WordPress Security: Login Hardening

By default, a WordPress installation creates an administrative user with the username ‘admin.’ For hackers, this is great news. It gives them an excellent starting point when attempting to gain access to your website with brute-force hacking techniques. A non-hardened WordPress installation requires only two pieces of information for someone to login, a username and password. If you fail to change the Admin username to something different, potential hackers have half of their hacking job taken care of for them.

Changed your default username from admin to something else? Good work. Did you disable user enumeration or otherwise obfuscate the usernames for administrative accounts? No? Then you’re just as vulnerable as you were before. My point in saying this is that there are many levels which must be addressed in order to secure a WordPress installation.

What is Brute Force Hacking?

Brute force hacking is the process of routinely and regularly attempting to login with a list of passwords. As a simplified example, if your password was the numeral 9, and a hacker were using a brute force hacking scheme which started with the number 1, it would take them nine attempts to crack your password and hack your account. Through the use of huge, HUGE, databases of potential passwords in the form of combinations of numbers, letters, and symbols, along with the automation benefits provided by custom scripting and automation, a WordPress installation being hacked is only a matter of time.

There are plenty of steps that can be taken to limit the effectiveness of brute force hacking techniques. As mentioned above, there are only two pieces of information required, by default, in order to login to the WordPress dashboard for a website. A username and password. If we add a ‘CAPTCHA’ to the login process, for example, the hacker must also solve the CAPTCHA for each login attempt. Another option would be to include a random math verification problem, forcing the hacker (or the hacker’s script) to answer the math question as a logic test.

Most brute force hacking attempts are successful due to the ability to make their login attempts at a very rapid rate, clearing incorrect login credentials rapidly. Therefore, another useful tactic is to limit the number of login attempts allowed. The only way to attribute the login attempt, however, is based on the IP address of the computer attempting to login. Unfortunately this can be easily spoofed or changed by the automation software attempting to hack. That being said, it is better to force the hacker to utilize a multitude of IP address than to allow them free attempted login access via as many IP addresses as they would like to use.

What else then, you ask?
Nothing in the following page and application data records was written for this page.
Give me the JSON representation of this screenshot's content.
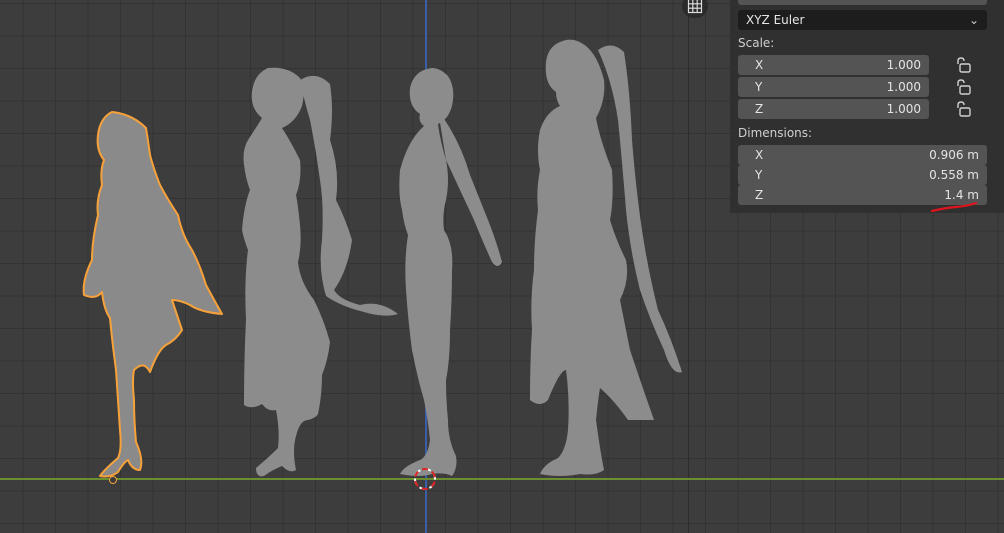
{
  "rotation_mode": {
    "value": "XYZ Euler",
    "icon": "chevron-down-icon"
  },
  "scale": {
    "label": "Scale:",
    "x": {
      "axis": "X",
      "value": "1.000"
    },
    "y": {
      "axis": "Y",
      "value": "1.000"
    },
    "z": {
      "axis": "Z",
      "value": "1.000"
    }
  },
  "dimensions": {
    "label": "Dimensions:",
    "x": {
      "axis": "X",
      "value": "0.906 m"
    },
    "y": {
      "axis": "Y",
      "value": "0.558 m"
    },
    "z": {
      "axis": "Z",
      "value": "1.4 m"
    }
  },
  "colors": {
    "viewport_bg": "#3d3d3d",
    "grid": "#333333",
    "axis_z": "#3a5fa8",
    "axis_y": "#6b8f2f",
    "selection_outline": "#f7a13a",
    "model": "#8f8f8f",
    "panel_bg": "#303030",
    "field_bg": "#545454",
    "annotation": "#e0141e"
  },
  "icons": [
    "grid-toggle-icon",
    "lock-icon",
    "3d-cursor-icon",
    "origin-dot-icon"
  ]
}
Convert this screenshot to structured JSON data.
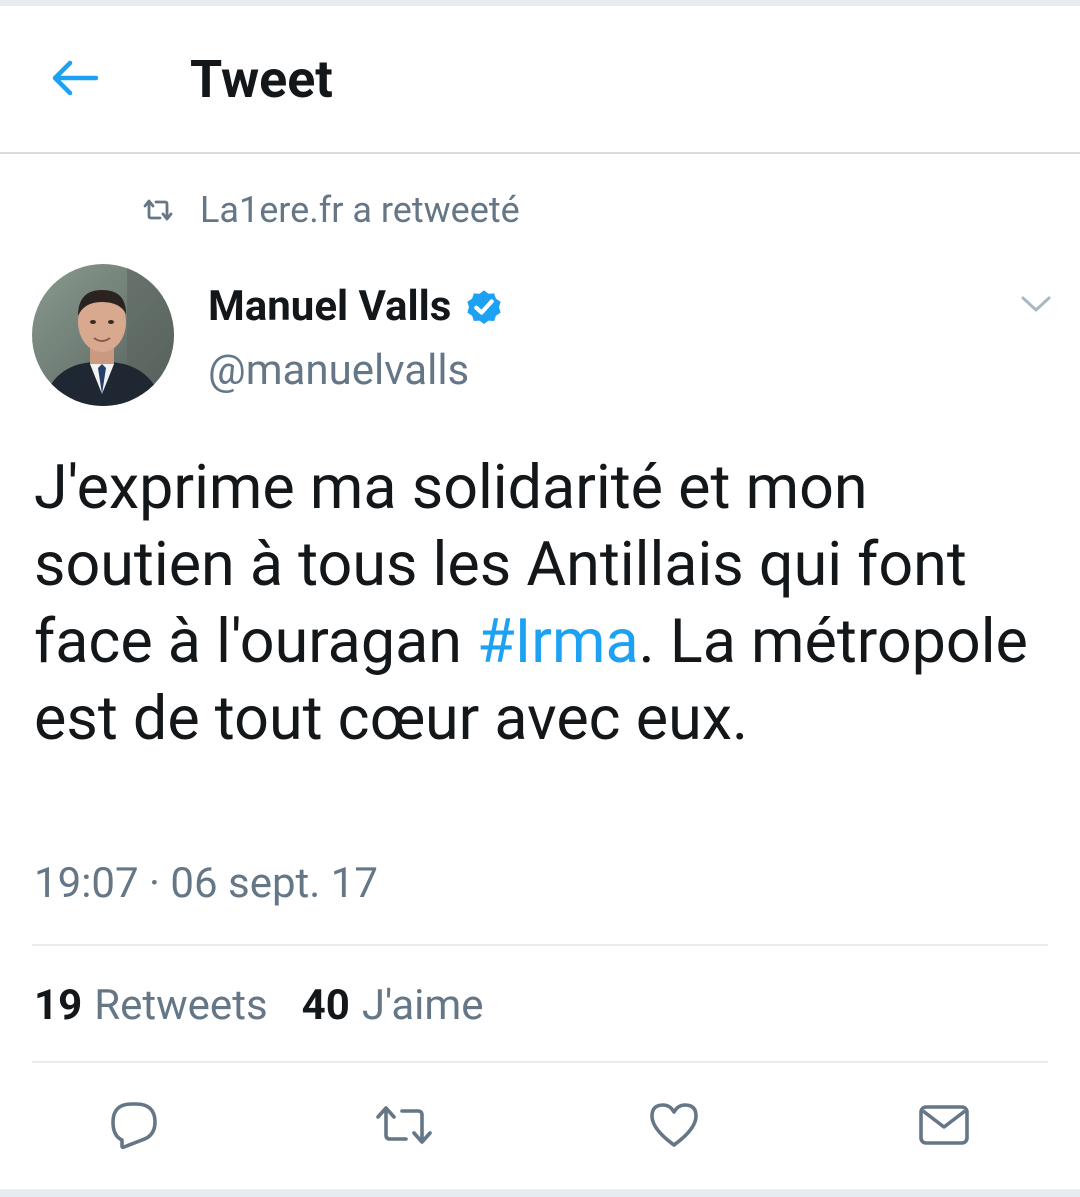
{
  "colors": {
    "accent": "#1da1f2",
    "text_primary": "#14171a",
    "text_secondary": "#657786",
    "divider": "#e6ecf0",
    "background": "#ffffff"
  },
  "header": {
    "back_icon": "arrow-left-icon",
    "title": "Tweet"
  },
  "social_context": {
    "icon": "retweet-icon",
    "text": "La1ere.fr a retweeté"
  },
  "tweet": {
    "author": {
      "name": "Manuel Valls",
      "verified": true,
      "handle": "@manuelvalls",
      "avatar_icon": "profile-photo"
    },
    "menu_icon": "chevron-down-icon",
    "text_before": "J'exprime ma solidarité et mon soutien à tous les Antillais qui font face à l'ouragan ",
    "hashtag": "#Irma",
    "text_after": ". La métropole est de tout cœur avec eux.",
    "timestamp": "19:07 · 06 sept. 17",
    "stats": {
      "retweets_count": "19",
      "retweets_label": "Retweets",
      "likes_count": "40",
      "likes_label": "J'aime"
    }
  },
  "actions": [
    {
      "name": "reply-button",
      "icon": "reply-icon"
    },
    {
      "name": "retweet-button",
      "icon": "retweet-icon"
    },
    {
      "name": "like-button",
      "icon": "heart-icon"
    },
    {
      "name": "share-button",
      "icon": "envelope-icon"
    }
  ]
}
Well, what if the hacker wasn’t able to locate the login form at all? That’s right. We can move the login form to a different, non-default location. Although there are ways for hackers to determine the new location of the login form, again, it represents another hoop that they must jump through.

But wait… there’s more. We can password secure the login page. This creates a situation of dual-factor authentication. The hacker would need to then crack two passwords / sets of login credentials in order to gain access.

You want more options? Ok. We’ll enable a ‘Honeypot‘ on the login form. This is a hidden field which is not visible to humans, but is visible to scripted ‘robots.’ The typical behavior of a scripted login attempt is to fill in every field. If this field is detected to have a value entered, the login attempt is then known to have been performed by a non-human and is denied.

Still not enough? I get it, you want to be as secure as possible. How about we setup a login whitelist. We’ll define a list of IP addresses which belong to you, your office, or your employee’s networks and only allow them access to the login form. Anyone attempting to access the form from an IP not on the list will be blocked or redirected to a different URL.

These techniques are widely successful in reducing the hacking attempts of opportunistic hackers looking to get the best of the login system by uncovering an administrator account’s login credentials.

Ready To Be Secure?

Good. We’re ready to secure your WordPress website as well. Just get in contact with us so that we can answer your questions and get the ball rolling in the direction of security.